## Directions for this task
Could you return each line from the one bearing "Serialize everything readable" through the last line of the entries, exactly as it stands, with no pictures?

━━ Dataset extract

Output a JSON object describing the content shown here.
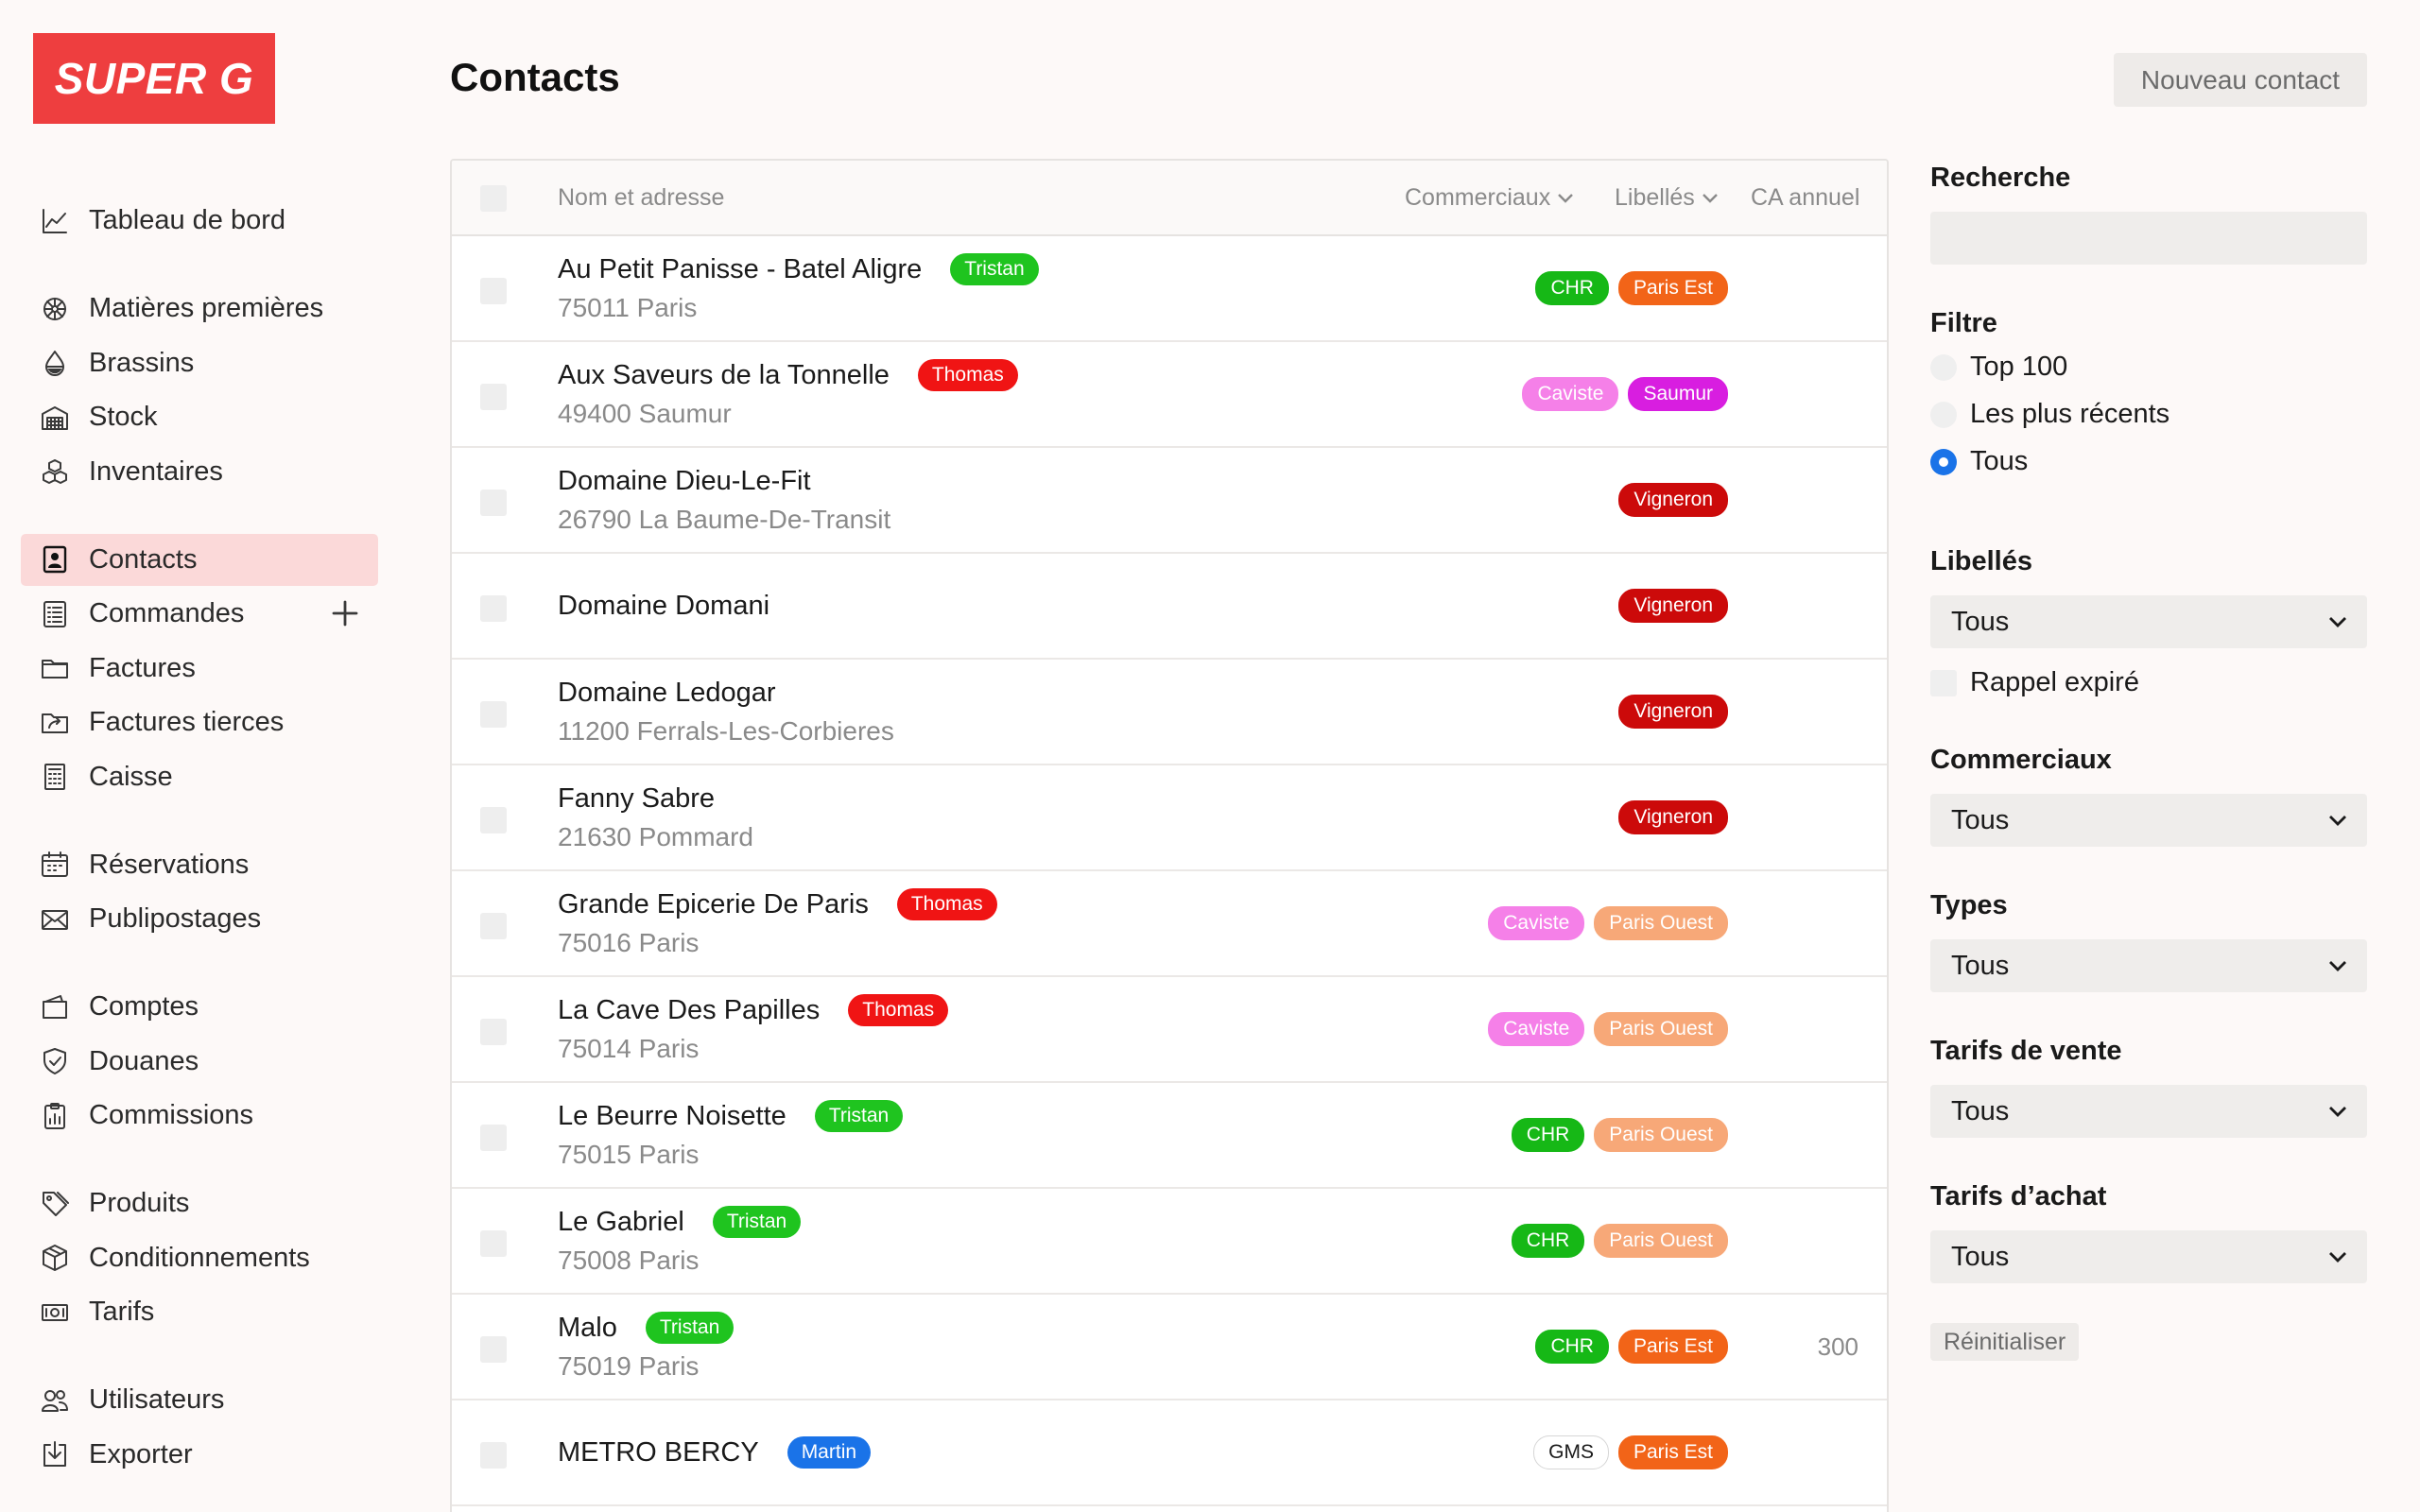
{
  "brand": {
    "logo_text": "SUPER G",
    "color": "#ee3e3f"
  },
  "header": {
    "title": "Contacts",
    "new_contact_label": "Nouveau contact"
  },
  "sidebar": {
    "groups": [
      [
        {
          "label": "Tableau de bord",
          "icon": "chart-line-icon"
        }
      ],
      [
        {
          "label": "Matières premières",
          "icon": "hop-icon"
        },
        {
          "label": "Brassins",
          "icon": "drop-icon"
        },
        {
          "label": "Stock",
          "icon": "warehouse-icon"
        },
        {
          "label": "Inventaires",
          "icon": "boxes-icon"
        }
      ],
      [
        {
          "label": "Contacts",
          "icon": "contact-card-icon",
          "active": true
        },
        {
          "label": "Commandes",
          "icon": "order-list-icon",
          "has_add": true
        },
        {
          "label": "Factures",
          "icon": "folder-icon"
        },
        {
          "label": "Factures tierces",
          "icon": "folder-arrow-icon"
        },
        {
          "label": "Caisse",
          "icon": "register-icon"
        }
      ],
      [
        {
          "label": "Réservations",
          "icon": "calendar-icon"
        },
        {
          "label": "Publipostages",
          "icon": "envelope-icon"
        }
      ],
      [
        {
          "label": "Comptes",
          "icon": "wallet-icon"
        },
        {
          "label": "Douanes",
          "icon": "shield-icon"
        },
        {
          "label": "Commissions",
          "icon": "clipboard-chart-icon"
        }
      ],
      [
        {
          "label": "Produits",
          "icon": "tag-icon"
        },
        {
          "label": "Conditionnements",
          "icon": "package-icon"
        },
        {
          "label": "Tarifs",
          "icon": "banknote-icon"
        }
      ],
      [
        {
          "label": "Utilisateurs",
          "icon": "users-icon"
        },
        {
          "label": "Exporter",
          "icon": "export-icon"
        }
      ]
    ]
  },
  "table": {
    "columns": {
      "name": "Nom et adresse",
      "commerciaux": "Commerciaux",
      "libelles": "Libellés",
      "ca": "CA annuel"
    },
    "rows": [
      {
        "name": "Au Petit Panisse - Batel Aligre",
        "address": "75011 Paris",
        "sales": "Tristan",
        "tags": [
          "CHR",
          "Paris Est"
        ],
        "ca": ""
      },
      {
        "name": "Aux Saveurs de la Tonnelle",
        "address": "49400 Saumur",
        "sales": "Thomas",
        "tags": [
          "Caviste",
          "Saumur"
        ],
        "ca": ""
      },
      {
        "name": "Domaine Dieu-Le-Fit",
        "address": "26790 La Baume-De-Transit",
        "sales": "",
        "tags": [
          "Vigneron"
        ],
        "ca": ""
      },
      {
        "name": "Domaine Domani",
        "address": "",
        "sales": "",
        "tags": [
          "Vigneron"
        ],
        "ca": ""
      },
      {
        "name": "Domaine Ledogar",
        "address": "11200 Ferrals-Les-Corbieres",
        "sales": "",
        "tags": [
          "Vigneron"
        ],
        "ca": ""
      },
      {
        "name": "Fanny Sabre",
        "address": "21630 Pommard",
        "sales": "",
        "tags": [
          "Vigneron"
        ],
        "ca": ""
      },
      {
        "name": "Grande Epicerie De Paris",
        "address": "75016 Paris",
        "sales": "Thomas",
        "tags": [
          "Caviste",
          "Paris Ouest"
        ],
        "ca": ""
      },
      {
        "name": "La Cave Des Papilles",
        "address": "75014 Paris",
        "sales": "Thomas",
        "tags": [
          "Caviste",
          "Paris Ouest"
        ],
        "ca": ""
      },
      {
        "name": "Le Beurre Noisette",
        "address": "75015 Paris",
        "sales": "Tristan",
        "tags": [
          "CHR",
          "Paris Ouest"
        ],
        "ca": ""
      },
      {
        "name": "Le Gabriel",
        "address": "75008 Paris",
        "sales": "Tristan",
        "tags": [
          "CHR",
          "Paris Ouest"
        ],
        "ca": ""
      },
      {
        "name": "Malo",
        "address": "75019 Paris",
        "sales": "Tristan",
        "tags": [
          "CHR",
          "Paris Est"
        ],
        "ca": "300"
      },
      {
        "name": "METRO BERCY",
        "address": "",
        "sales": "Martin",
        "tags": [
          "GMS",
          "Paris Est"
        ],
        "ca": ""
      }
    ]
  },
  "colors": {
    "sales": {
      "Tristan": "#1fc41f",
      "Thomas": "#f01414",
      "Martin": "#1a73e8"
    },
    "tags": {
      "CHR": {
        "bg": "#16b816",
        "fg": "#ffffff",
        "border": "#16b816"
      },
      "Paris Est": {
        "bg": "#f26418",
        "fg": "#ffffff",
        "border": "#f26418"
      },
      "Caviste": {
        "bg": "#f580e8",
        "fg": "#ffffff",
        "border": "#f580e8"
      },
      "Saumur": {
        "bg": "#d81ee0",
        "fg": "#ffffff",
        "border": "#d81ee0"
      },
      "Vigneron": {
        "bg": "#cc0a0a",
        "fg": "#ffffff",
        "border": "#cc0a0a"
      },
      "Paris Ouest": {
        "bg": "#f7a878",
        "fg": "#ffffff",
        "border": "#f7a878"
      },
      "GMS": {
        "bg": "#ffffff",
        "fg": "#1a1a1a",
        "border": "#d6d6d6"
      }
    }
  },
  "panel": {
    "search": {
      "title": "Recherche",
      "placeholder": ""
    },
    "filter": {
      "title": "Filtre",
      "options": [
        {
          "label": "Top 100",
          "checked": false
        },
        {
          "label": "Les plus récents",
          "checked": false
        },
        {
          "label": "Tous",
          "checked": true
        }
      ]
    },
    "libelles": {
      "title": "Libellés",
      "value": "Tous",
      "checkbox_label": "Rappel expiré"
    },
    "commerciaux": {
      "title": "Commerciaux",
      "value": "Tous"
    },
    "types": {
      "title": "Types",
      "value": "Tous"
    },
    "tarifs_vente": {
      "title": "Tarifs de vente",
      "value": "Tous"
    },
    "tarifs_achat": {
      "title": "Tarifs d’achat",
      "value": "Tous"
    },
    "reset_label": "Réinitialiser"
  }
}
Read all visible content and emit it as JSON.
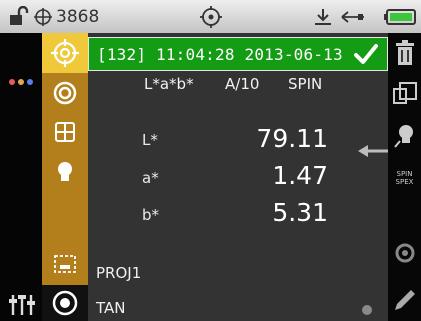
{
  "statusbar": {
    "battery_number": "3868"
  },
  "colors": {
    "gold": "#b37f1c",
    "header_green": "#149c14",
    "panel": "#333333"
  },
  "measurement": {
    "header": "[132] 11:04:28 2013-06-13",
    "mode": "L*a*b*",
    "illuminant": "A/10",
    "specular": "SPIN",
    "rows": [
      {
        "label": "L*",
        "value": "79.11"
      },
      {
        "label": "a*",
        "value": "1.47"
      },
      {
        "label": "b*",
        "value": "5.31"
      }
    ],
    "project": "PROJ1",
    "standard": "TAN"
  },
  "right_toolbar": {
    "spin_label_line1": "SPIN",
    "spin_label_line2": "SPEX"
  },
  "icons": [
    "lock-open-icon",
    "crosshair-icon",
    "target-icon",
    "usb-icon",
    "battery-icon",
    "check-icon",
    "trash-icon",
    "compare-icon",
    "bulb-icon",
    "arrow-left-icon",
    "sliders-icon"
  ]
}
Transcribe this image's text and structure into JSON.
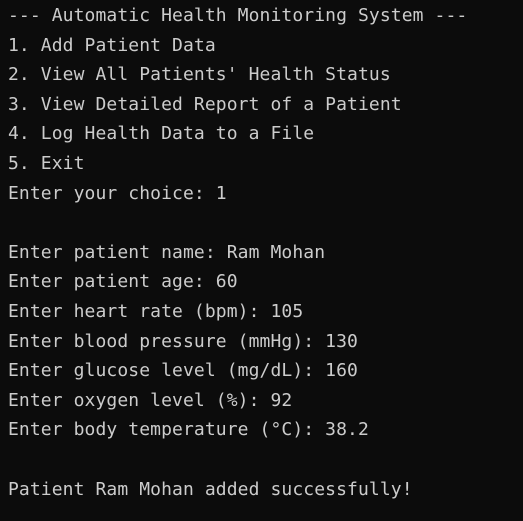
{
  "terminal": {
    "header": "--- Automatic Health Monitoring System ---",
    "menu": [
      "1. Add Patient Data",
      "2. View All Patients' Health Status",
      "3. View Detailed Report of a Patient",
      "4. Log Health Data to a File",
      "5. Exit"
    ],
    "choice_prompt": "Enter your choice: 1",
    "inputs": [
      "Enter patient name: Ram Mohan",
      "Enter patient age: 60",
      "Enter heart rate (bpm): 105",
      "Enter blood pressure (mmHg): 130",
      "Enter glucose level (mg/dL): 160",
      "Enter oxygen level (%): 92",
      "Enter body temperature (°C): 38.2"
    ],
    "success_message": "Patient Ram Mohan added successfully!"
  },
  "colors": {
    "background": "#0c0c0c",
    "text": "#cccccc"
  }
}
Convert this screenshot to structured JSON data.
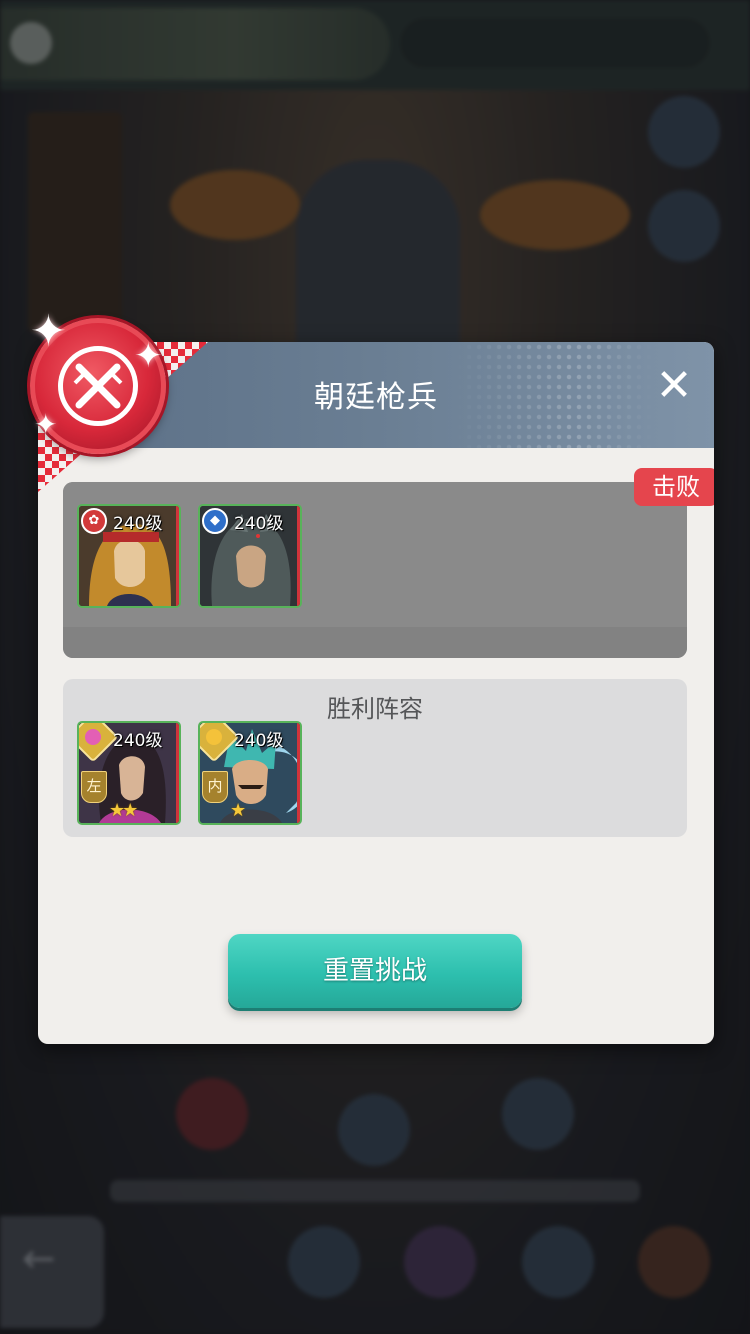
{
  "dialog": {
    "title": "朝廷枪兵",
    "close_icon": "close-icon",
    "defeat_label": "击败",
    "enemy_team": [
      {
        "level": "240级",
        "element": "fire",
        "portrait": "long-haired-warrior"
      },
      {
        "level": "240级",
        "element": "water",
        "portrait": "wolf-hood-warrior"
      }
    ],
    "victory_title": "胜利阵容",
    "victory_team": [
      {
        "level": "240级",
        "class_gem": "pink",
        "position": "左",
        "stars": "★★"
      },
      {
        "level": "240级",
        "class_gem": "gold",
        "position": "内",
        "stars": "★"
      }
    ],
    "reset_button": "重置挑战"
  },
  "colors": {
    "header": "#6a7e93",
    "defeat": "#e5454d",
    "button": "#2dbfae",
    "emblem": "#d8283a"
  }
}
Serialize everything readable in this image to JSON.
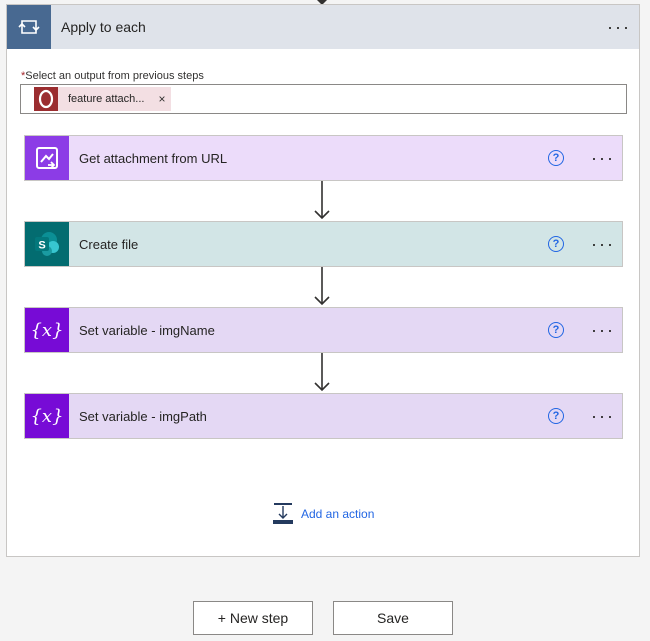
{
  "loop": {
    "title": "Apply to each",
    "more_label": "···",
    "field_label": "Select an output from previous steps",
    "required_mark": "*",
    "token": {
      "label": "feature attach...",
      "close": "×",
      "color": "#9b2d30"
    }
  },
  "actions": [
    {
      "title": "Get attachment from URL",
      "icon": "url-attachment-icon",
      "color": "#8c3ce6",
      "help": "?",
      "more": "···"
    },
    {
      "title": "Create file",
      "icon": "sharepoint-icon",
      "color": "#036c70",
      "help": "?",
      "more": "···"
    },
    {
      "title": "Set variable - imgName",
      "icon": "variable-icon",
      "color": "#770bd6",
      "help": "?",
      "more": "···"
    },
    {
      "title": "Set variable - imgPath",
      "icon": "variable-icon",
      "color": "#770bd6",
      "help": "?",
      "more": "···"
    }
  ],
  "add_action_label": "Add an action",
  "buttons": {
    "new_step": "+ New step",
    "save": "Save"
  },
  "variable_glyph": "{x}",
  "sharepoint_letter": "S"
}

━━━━

## Answer to this exercise
Serialize everything readable in this image to JSON.
{
  "loop": {
    "title": "Apply to each",
    "more_label": "···",
    "field_label": "Select an output from previous steps",
    "required_mark": "*",
    "token": {
      "label": "feature attach...",
      "close": "×",
      "color": "#9b2d30"
    }
  },
  "actions": [
    {
      "title": "Get attachment from URL",
      "icon": "url-attachment-icon",
      "color": "#8c3ce6",
      "help": "?",
      "more": "···"
    },
    {
      "title": "Create file",
      "icon": "sharepoint-icon",
      "color": "#036c70",
      "help": "?",
      "more": "···"
    },
    {
      "title": "Set variable - imgName",
      "icon": "variable-icon",
      "color": "#770bd6",
      "help": "?",
      "more": "···"
    },
    {
      "title": "Set variable - imgPath",
      "icon": "variable-icon",
      "color": "#770bd6",
      "help": "?",
      "more": "···"
    }
  ],
  "add_action_label": "Add an action",
  "buttons": {
    "new_step": "+ New step",
    "save": "Save"
  },
  "variable_glyph": "{x}",
  "sharepoint_letter": "S"
}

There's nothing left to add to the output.